Was John F. Kennedy Jr., preparing to make an announcement about his candidacy for U.S. senator of New York right before his death? No, that's not true: Although reports have suggested that Kennedy was considering running for the Senate seat, there was no indication that, before his death in July 1999, he was about to announce his candidacy. Consequently, the insinuation that his death was related to such an announcement is also baseless and untrue.
The claim, which has been made in various iterations (see here and here), reappeared in a Facebook post published on May 17, 2022. The post features a graphic with a picture of Kennedy and his wife Carolyn Bessette-Kennedy and has text that reads:
Robert Horan @Robby12692
John F. Kennedy Jr.
While flying, John crashed his plane, killing himself, his wife, and his sister in law.
This was before his announcement to challenge Hillary Clinton for New York.
A massive cover-up operation occurred immediately.
This is what the post looked like on Facebook at the time of writing:
(Source: Facebook screenshot taken on Wed Jun 15 16:15:18 2022 UTC)
There is no evidence that Kennedy was about to announce his bid for the U.S. Senate seat, which then-first lady Hillary Clinton won in 2000. Many reports published shortly after Kennedy's death from a plane crash on July 16, 1999, describe Kennedy's initial openness to the idea, then his reluctance. A July 20, 1999, article from the New York Daily News stated that Kennedy considered a candidacy but backed off after Clinton announced her run:
Earlier this year, in one of the best-kept secrets in state politics, Kennedy considered seeking the seat of retiring Sen. Daniel Moynihan (D-N.Y.) in 2000, friends confirmed yesterday. The idea became moot once First Lady Hillary Rodham Clinton signaled her interest in running, but the two friends said they expected the son of the slain President eventually would have jumped into politics as a candidate. 'He was dedicated to public service, and he was going to run for public office in the foreseeable future,' said one friend who recently broached the subject with Kennedy. The friend spoke on the condition of anonymity. 'I would have been surprised had he not run for office in the next five years.'
The article went on:
Although Kennedy never publicly ruled out the possibility, it was thought that he privately ruled out elective office for himself. The two friends, however, told a different story. The friend who expected Kennedy to seek office in the 'foreseeable future' also told of speaking with Kennedy earlier this year about the Moynihan seat. 'I asked him was he casually thinking about it, or was he serious. He sort of said, "I'm not sure. Let me think about it." But the second friend called Kennedy's interest 'pretty serious,' adding: 'I think he was intrigued by the idea. . . . Would he have decided in the end to go for it? I don't know. But he was clearly thinking about it. He talked to a few people about it. Then the Hillary thing ended it pretty quickly.'

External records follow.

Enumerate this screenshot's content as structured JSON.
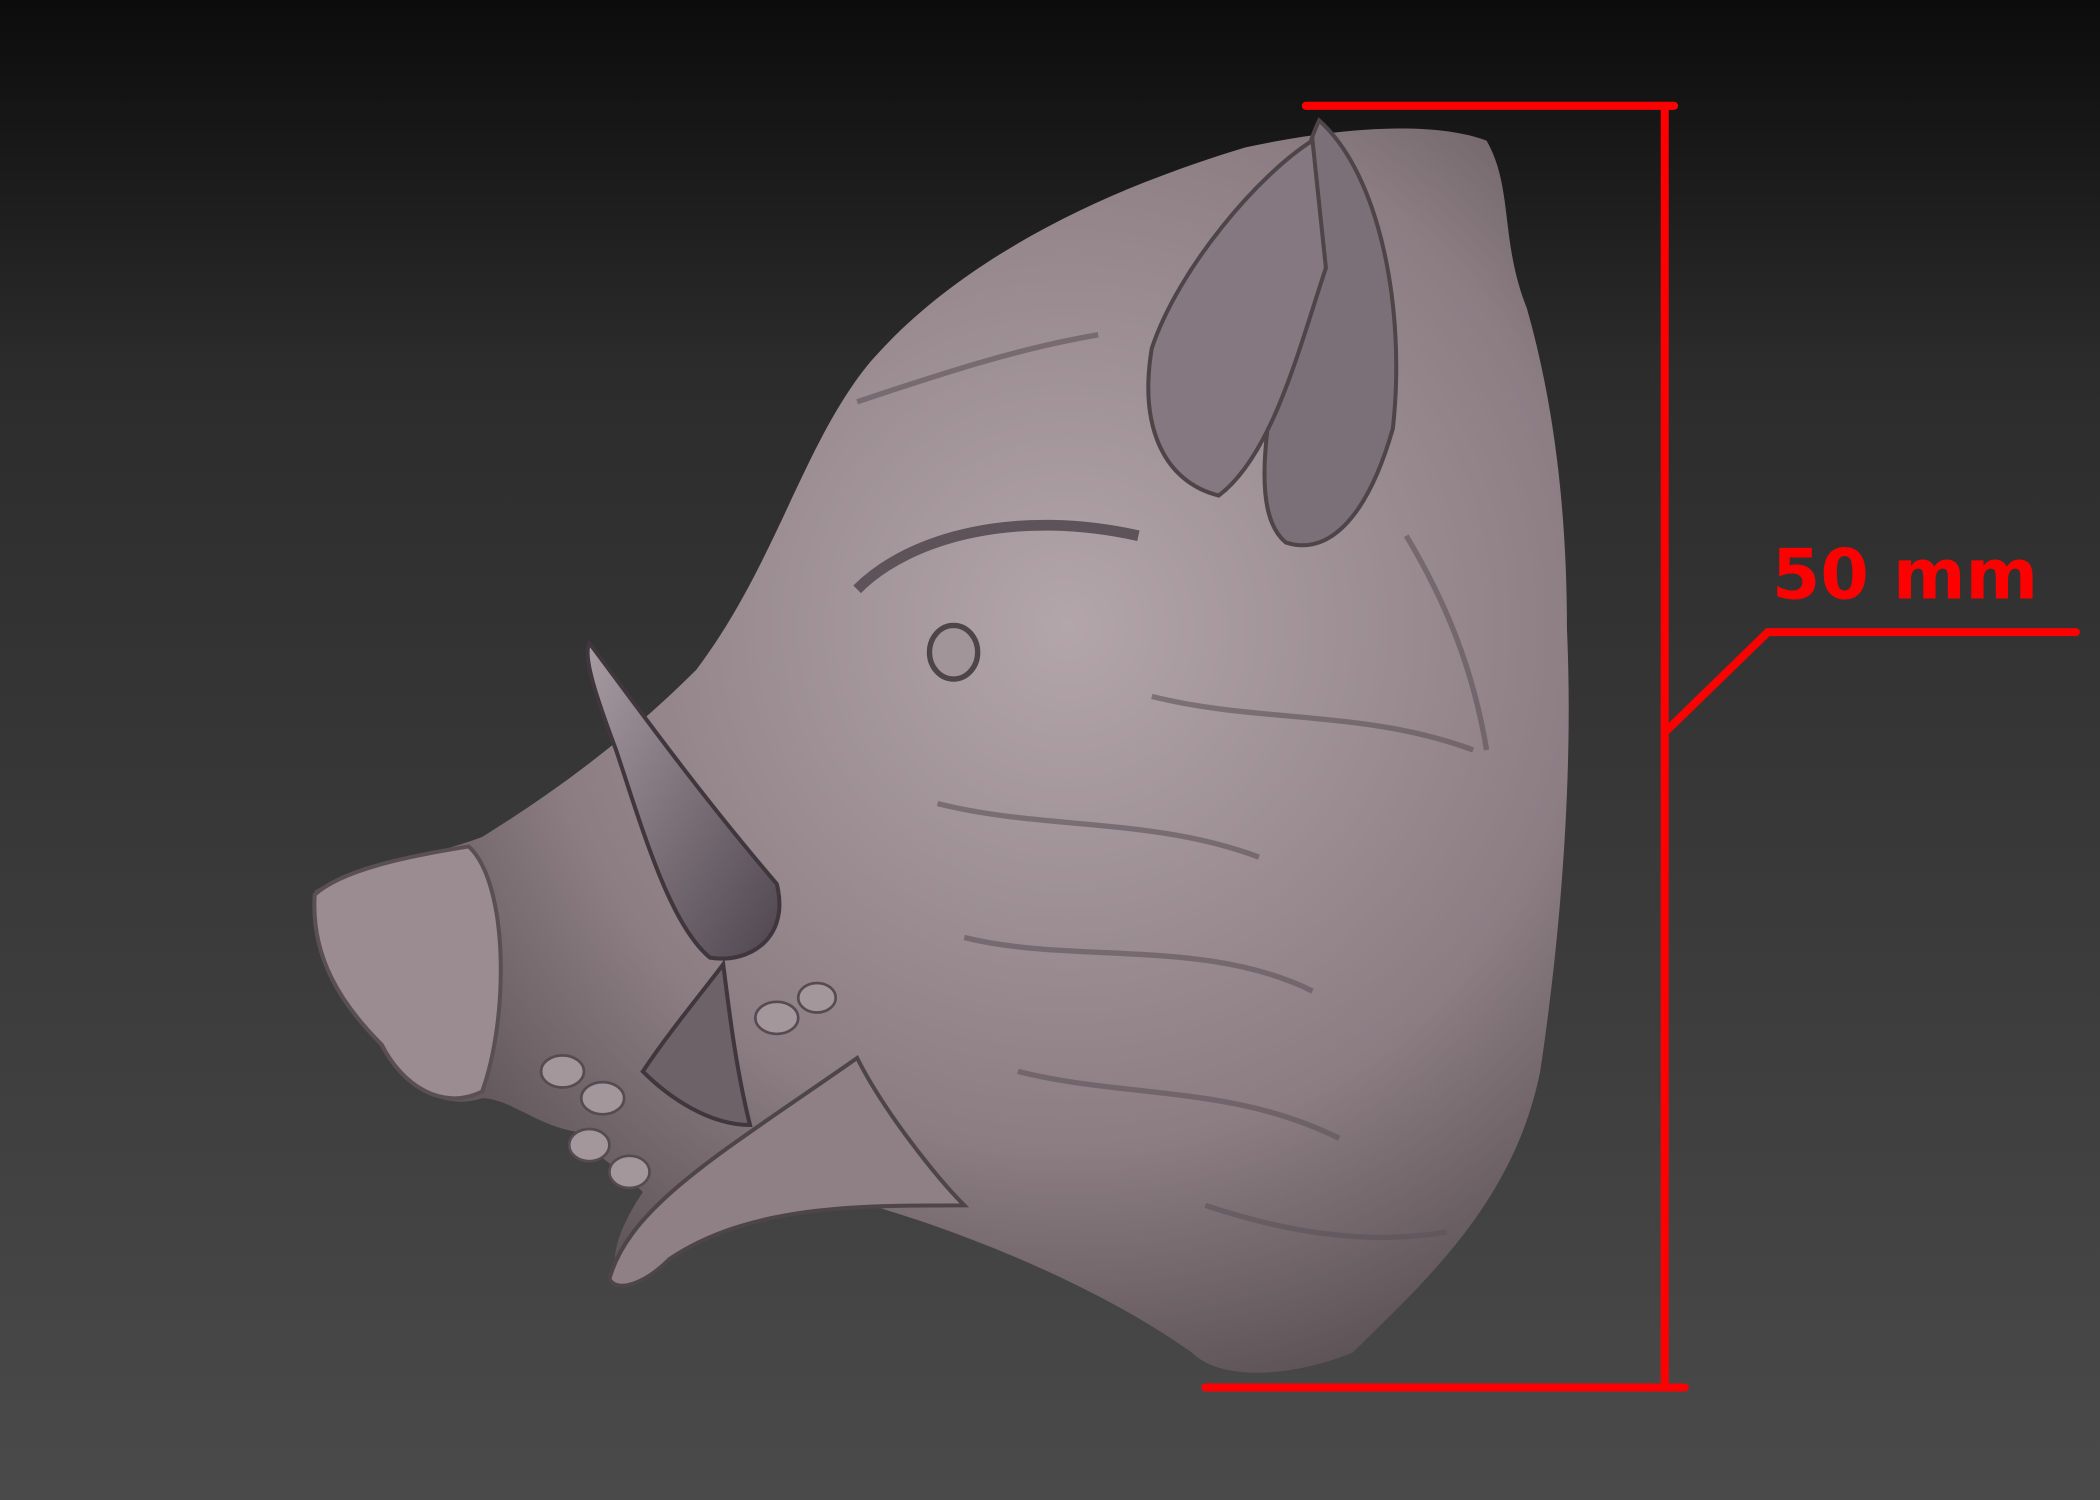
{
  "render": {
    "subject": "boar-head-sculpt",
    "colors": {
      "model": "#8b7d82",
      "model_shadow": "#4e4548",
      "model_highlight": "#b3a6aa",
      "annotation": "#ff0000"
    }
  },
  "dimension": {
    "label": "50 mm"
  }
}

A July 20, 1999, article from The New York Times cited former Sen. Robert G. Torricelli as a source. Torricelli went even further by claiming that Kennedy was not interested in the race even before Clinton announced her candidacy:
Senator Robert G. Torricelli, the New Jersey Democrat who is chairman of the Democratic Senate Campaign Committee, said he called Mr. Kennedy after Senator Daniel Patrick Moynihan announced last November that he would not seek re-election in 2000.
Senator Torricelli said Mr. Kennedy told him he might be interested later but the timing was not right and he would not seek the seat. This was more than a month before Mrs. Clinton's name emerged as a possibility.
'The speculation that John Kennedy was not a candidate for the U.S. Senate because of Hillary Clinton is not accurate,'' Senator Torricelli said in an interview today.
The article closed:
Senator Torricelli said he called Mr. Kennedy twice about the matter, but then dropped it because he was clearly not interested. But the Senator also said that Mr. Kennedy appeared to be using his magazine, George, as a vehicle to become more familiar with public policy issues and that this was perhaps a way to lay the groundwork for a future run for office.
Other accounts of Kennedy's life have also suggested that he was not preparing for a Senate run. Steven Gillon, a historian who wrote a biography of Kennedy and was Kennedy's friend, told Town & Country that Kennedy was not pursuing the Senate seat because he was more concerned with George, the publication he founded and edited, and his personal life:
'He had this exploratory meeting in March 1999 about whether to run for the Senate so he was definitely thinking about it but George was in a bad state, his marriage was in a bad state. He wasn't ready. He's fighting with his sister. His best friend is dying. He had a lot on his plate,' Gillon told T&C.
'He didn't want to be a legislator--he always saw himself as an executive. Maybe he would run for governor of New York.'